A Life of Refraction

There are a lot of things I love about the ocean - the beautiful life that is hidden beneath the surface, the subtle, yet powerful shifting tide of the waves - but one of the things I love most is from beneath the water, the way the sunlight scatters throughout the entire ocean, illuminating the secrets hidden below with its dancing rays of light. Whether it’s the clownfish protecting its anemone, a pair of butterfly fish flitting about tide, or the coral that houses them all, it is this scattered light that gives the reefs their striking beauty. 

This beauty was extremely evident in the reefs of Cauayan, an island near El Nido, Palawan, in the Philippines, where my family spent the last two weeks. Not just my immediate family either, but 46 of us from my mom’s side (and that’s not even all of us!). My mother’s side of the family is from the Philippines, yet for many of us it was our first time to visit this place of our heritage. And it was in this place that I saw the light scattering across the ocean, which touches every part of the Philippines and its 7,000+ islands. Seeing the way it scattered reminded me of what I’ve been learning about the physics of light (S/O to preparing for the MCAT): that when a ray of light travels from one medium to another it is refracted. This means that it changes direction. And when it enters water, it goes in all directions beyond what we can see, much like the life of my grandfather. 

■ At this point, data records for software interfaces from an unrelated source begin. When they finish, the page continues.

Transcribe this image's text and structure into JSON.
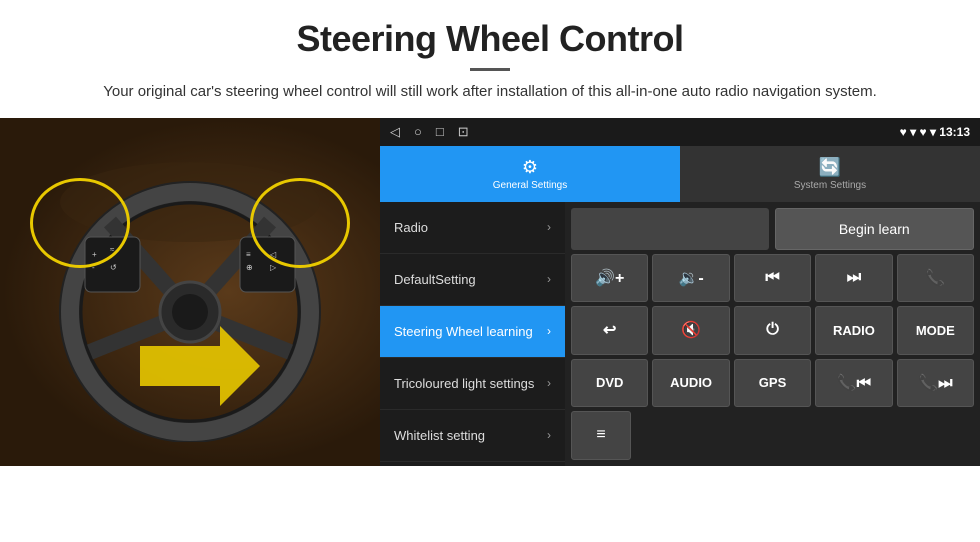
{
  "header": {
    "title": "Steering Wheel Control",
    "subtitle": "Your original car's steering wheel control will still work after installation of this all-in-one auto radio navigation system.",
    "divider": true
  },
  "statusBar": {
    "icons": [
      "◁",
      "○",
      "□",
      "⊡"
    ],
    "rightText": "♥ ▾ 13:13"
  },
  "tabs": [
    {
      "id": "general",
      "label": "General Settings",
      "icon": "⚙",
      "active": true
    },
    {
      "id": "system",
      "label": "System Settings",
      "icon": "🔄",
      "active": false
    }
  ],
  "menuItems": [
    {
      "label": "Radio",
      "active": false,
      "arrow": "›"
    },
    {
      "label": "DefaultSetting",
      "active": false,
      "arrow": "›"
    },
    {
      "label": "Steering Wheel learning",
      "active": true,
      "arrow": "›"
    },
    {
      "label": "Tricoloured light settings",
      "active": false,
      "arrow": "›"
    },
    {
      "label": "Whitelist setting",
      "active": false,
      "arrow": "›"
    }
  ],
  "controls": {
    "beginLearnLabel": "Begin learn",
    "buttons": [
      [
        {
          "label": "🔊+",
          "type": "icon"
        },
        {
          "label": "🔉-",
          "type": "icon"
        },
        {
          "label": "⏮",
          "type": "icon"
        },
        {
          "label": "⏭",
          "type": "icon"
        },
        {
          "label": "📞",
          "type": "icon"
        }
      ],
      [
        {
          "label": "↩",
          "type": "icon"
        },
        {
          "label": "🔇",
          "type": "icon"
        },
        {
          "label": "⏻",
          "type": "icon"
        },
        {
          "label": "RADIO",
          "type": "text"
        },
        {
          "label": "MODE",
          "type": "text"
        }
      ],
      [
        {
          "label": "DVD",
          "type": "text"
        },
        {
          "label": "AUDIO",
          "type": "text"
        },
        {
          "label": "GPS",
          "type": "text"
        },
        {
          "label": "📞⏮",
          "type": "icon"
        },
        {
          "label": "📞⏭",
          "type": "icon"
        }
      ],
      [
        {
          "label": "≡",
          "type": "icon"
        }
      ]
    ]
  }
}
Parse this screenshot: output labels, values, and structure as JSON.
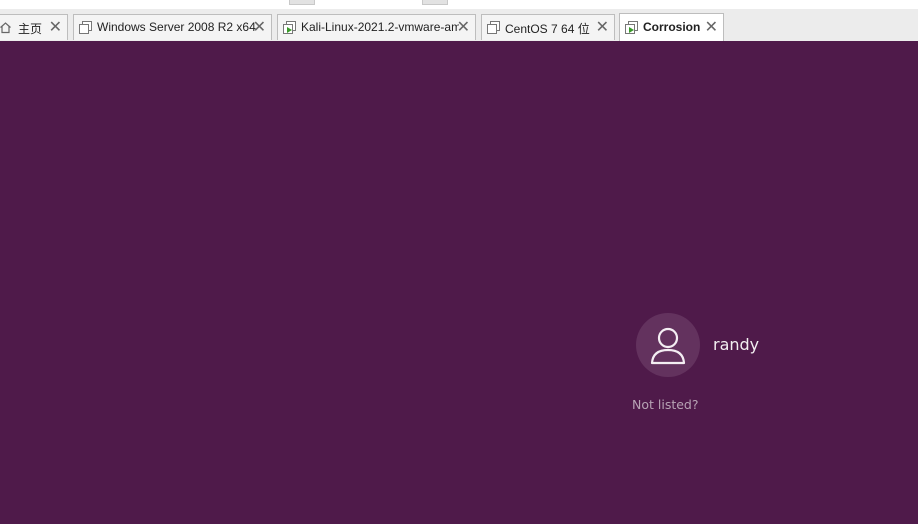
{
  "tabs": [
    {
      "label": "主页",
      "icon": "home-icon",
      "active": false
    },
    {
      "label": "Windows Server 2008 R2 x64",
      "icon": "vm-icon",
      "active": false
    },
    {
      "label": "Kali-Linux-2021.2-vmware-am…",
      "icon": "vm-running-icon",
      "active": false
    },
    {
      "label": "CentOS 7 64 位",
      "icon": "vm-icon",
      "active": false
    },
    {
      "label": "Corrosion",
      "icon": "vm-running-icon",
      "active": true
    }
  ],
  "login": {
    "username": "randy",
    "avatar_icon": "user-avatar-icon",
    "not_listed": "Not listed?"
  },
  "colors": {
    "background": "#4f1a4a",
    "avatar_bg": "#63325e",
    "running_green": "#3a9a2a"
  }
}
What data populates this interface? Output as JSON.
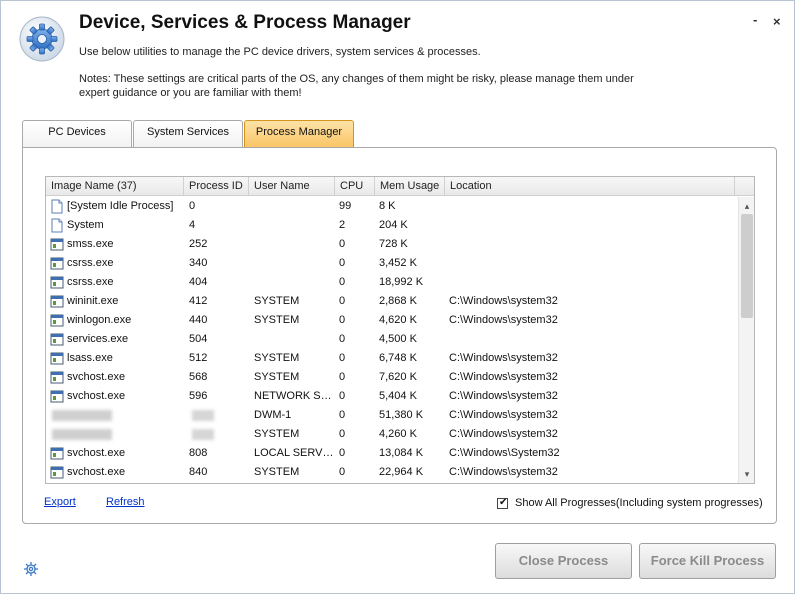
{
  "window": {
    "title": "Device, Services & Process Manager",
    "subtitle": "Use below utilities to manage the PC device drivers, system services & processes.",
    "notes": "Notes: These settings are critical parts of the OS, any changes of them might be risky, please manage them under expert guidance or you are familiar with them!",
    "minimize": "‑",
    "close": "×"
  },
  "tabs": [
    {
      "label": "PC Devices",
      "active": false
    },
    {
      "label": "System Services",
      "active": false
    },
    {
      "label": "Process Manager",
      "active": true
    }
  ],
  "table": {
    "columns": [
      "Image Name  (37)",
      "Process ID",
      "User Name",
      "CPU",
      "Mem Usage",
      "Location"
    ],
    "rows": [
      {
        "name": "[System Idle Process]",
        "pid": "0",
        "user": "",
        "cpu": "99",
        "mem": "8 K",
        "loc": "",
        "icon": "document-icon"
      },
      {
        "name": "System",
        "pid": "4",
        "user": "",
        "cpu": "2",
        "mem": "204 K",
        "loc": "",
        "icon": "document-icon"
      },
      {
        "name": "smss.exe",
        "pid": "252",
        "user": "",
        "cpu": "0",
        "mem": "728 K",
        "loc": "",
        "icon": "app-window-icon"
      },
      {
        "name": "csrss.exe",
        "pid": "340",
        "user": "",
        "cpu": "0",
        "mem": "3,452 K",
        "loc": "",
        "icon": "app-window-icon"
      },
      {
        "name": "csrss.exe",
        "pid": "404",
        "user": "",
        "cpu": "0",
        "mem": "18,992 K",
        "loc": "",
        "icon": "app-window-icon"
      },
      {
        "name": "wininit.exe",
        "pid": "412",
        "user": "SYSTEM",
        "cpu": "0",
        "mem": "2,868 K",
        "loc": "C:\\Windows\\system32",
        "icon": "app-window-icon"
      },
      {
        "name": "winlogon.exe",
        "pid": "440",
        "user": "SYSTEM",
        "cpu": "0",
        "mem": "4,620 K",
        "loc": "C:\\Windows\\system32",
        "icon": "app-window-icon"
      },
      {
        "name": "services.exe",
        "pid": "504",
        "user": "",
        "cpu": "0",
        "mem": "4,500 K",
        "loc": "",
        "icon": "app-window-icon"
      },
      {
        "name": "lsass.exe",
        "pid": "512",
        "user": "SYSTEM",
        "cpu": "0",
        "mem": "6,748 K",
        "loc": "C:\\Windows\\system32",
        "icon": "app-window-icon"
      },
      {
        "name": "svchost.exe",
        "pid": "568",
        "user": "SYSTEM",
        "cpu": "0",
        "mem": "7,620 K",
        "loc": "C:\\Windows\\system32",
        "icon": "app-window-icon"
      },
      {
        "name": "svchost.exe",
        "pid": "596",
        "user": "NETWORK SE...",
        "cpu": "0",
        "mem": "5,404 K",
        "loc": "C:\\Windows\\system32",
        "icon": "app-window-icon"
      },
      {
        "name": "",
        "pid": "",
        "user": "DWM-1",
        "cpu": "0",
        "mem": "51,380 K",
        "loc": "C:\\Windows\\system32",
        "icon": "",
        "blurred": true
      },
      {
        "name": "",
        "pid": "",
        "user": "SYSTEM",
        "cpu": "0",
        "mem": "4,260 K",
        "loc": "C:\\Windows\\system32",
        "icon": "",
        "blurred": true
      },
      {
        "name": "svchost.exe",
        "pid": "808",
        "user": "LOCAL SERVICE",
        "cpu": "0",
        "mem": "13,084 K",
        "loc": "C:\\Windows\\System32",
        "icon": "app-window-icon"
      },
      {
        "name": "svchost.exe",
        "pid": "840",
        "user": "SYSTEM",
        "cpu": "0",
        "mem": "22,964 K",
        "loc": "C:\\Windows\\system32",
        "icon": "app-window-icon"
      }
    ]
  },
  "scrollbar": {
    "up": "▴",
    "down": "▾"
  },
  "links": {
    "export": "Export",
    "refresh": "Refresh"
  },
  "options": {
    "show_all_label": "Show All Progresses(Including system progresses)",
    "show_all_checked": true,
    "check_glyph": "✔"
  },
  "buttons": {
    "close_process": "Close Process",
    "force_kill": "Force Kill Process"
  },
  "colors": {
    "active_tab": "#f9c463",
    "link": "#0033cc",
    "disabled_text": "#8a8a8a"
  }
}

My Lolo (grandfather in Tagalog, the native Filipino language) served in WWII as a Philippine scout. After escaping the Bataan Death March and hiding for two years in the country as his brother nursed him back to health from malaria, he reported back to war with the Americans, which also granted him US citizenship. This changed everything for not only him, but the generations that would follow. He met my grandma, Lola, and they came to America. My mom and her sister were two of the few of their cousins born in the US, so as those cousins began moving here, Lola would take care of them for several months before their parents followed. Eventually, most of Lola’s eight siblings and all of their kids were able to come and have a life in America. Because of Lolo’s decision - to fight, to escape, to survive, only to return again to battle to defend his country - was my family able to come to the US. And now that we are in the third and fourth generations that followed, his decision paved the way for all of us. 

We found Nemo and his family in the reefs of Cuayan

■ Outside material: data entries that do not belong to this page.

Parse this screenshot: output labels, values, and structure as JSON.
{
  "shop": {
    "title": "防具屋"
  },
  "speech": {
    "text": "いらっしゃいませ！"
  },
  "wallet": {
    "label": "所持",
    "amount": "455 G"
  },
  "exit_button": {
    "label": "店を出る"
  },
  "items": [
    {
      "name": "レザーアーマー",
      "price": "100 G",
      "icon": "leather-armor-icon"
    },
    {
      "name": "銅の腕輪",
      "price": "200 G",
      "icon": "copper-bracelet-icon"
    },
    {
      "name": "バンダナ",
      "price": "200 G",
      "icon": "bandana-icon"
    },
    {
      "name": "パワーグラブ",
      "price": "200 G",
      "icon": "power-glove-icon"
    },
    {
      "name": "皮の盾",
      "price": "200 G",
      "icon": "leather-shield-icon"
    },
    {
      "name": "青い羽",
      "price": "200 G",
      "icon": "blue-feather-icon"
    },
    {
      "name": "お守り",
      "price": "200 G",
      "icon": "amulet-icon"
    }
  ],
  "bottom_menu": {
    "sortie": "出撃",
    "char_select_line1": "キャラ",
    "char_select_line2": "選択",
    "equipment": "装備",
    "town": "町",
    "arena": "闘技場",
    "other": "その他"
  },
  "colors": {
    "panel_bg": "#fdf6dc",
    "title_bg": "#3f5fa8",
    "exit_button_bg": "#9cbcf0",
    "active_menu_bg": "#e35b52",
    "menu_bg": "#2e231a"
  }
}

This was a sobering thought as I sat in the village of the Ati people, a tribe on the island of Boracay that is discriminated against because of their dark skin. This has led to their low socioeconomic status in an already poor country due to their inability to get jobs or education. But one of my mom’s cousins, Grace, saw them as more. So, her and her husband, Marvin, began helping the village and the school there that fights to give the kids a foundational education. Since 2009, they have gone to provide relief and care. But this year, we wanted to make it a family project. This seemed like quite a task, considering there are so many of us spread out across the country. But it was something we wanted, not because we are second cousins (or whatever other category of family, none of us even really know), but because we are family. So, the fact that almost all of us were there to help together – with our hands, our smiles, and our hearts – really opened our eyes. For me, it was a powerful reminder that our actions today impact so many lives in ways we might not ever know. As I helped adults try on glasses and see clearly for the first time at the ages of 50 and older, I saw clearly how, were it not for Lolo’s grit and determination, I might not have the life I have today (or any at all for that matter). My mom would’ve been born in the Philippines and never met my dad in Seattle. I could’ve been living in the Philippines with practically nothing, which begged the question - would I still have the same joy of the Ati kids? The gratefulness of their parents for the help from some American stranger? These people were getting basic vitamins, balloon toys, medical and dental check-ups, hearing the Gospel and receiving reading glasses - all for possibly the first time. Yet I take each of those things for granted every day. 

Making new friends with Irving and Julia

We fed the Ati Village a New Year's Eve dinner - kamay style (eating with your hands)

And so, I leave the Philippines with a grateful heart - for the Ati people, for the work Grace and Marvin are doing for them, for an opportunity for our family to serve together, and for my grandfather that made it all possible in the first place. His life and his legacy will continue to serve as a reminder and a challenge - to live a life of refraction, a life in which my actions and my words go out like those rays of light in the ocean, touching the lives of those not only around me, but also the faces I will never know, in such a way that it might change their direction: towards a more hopeful, a more joyful, a more fulfilling life.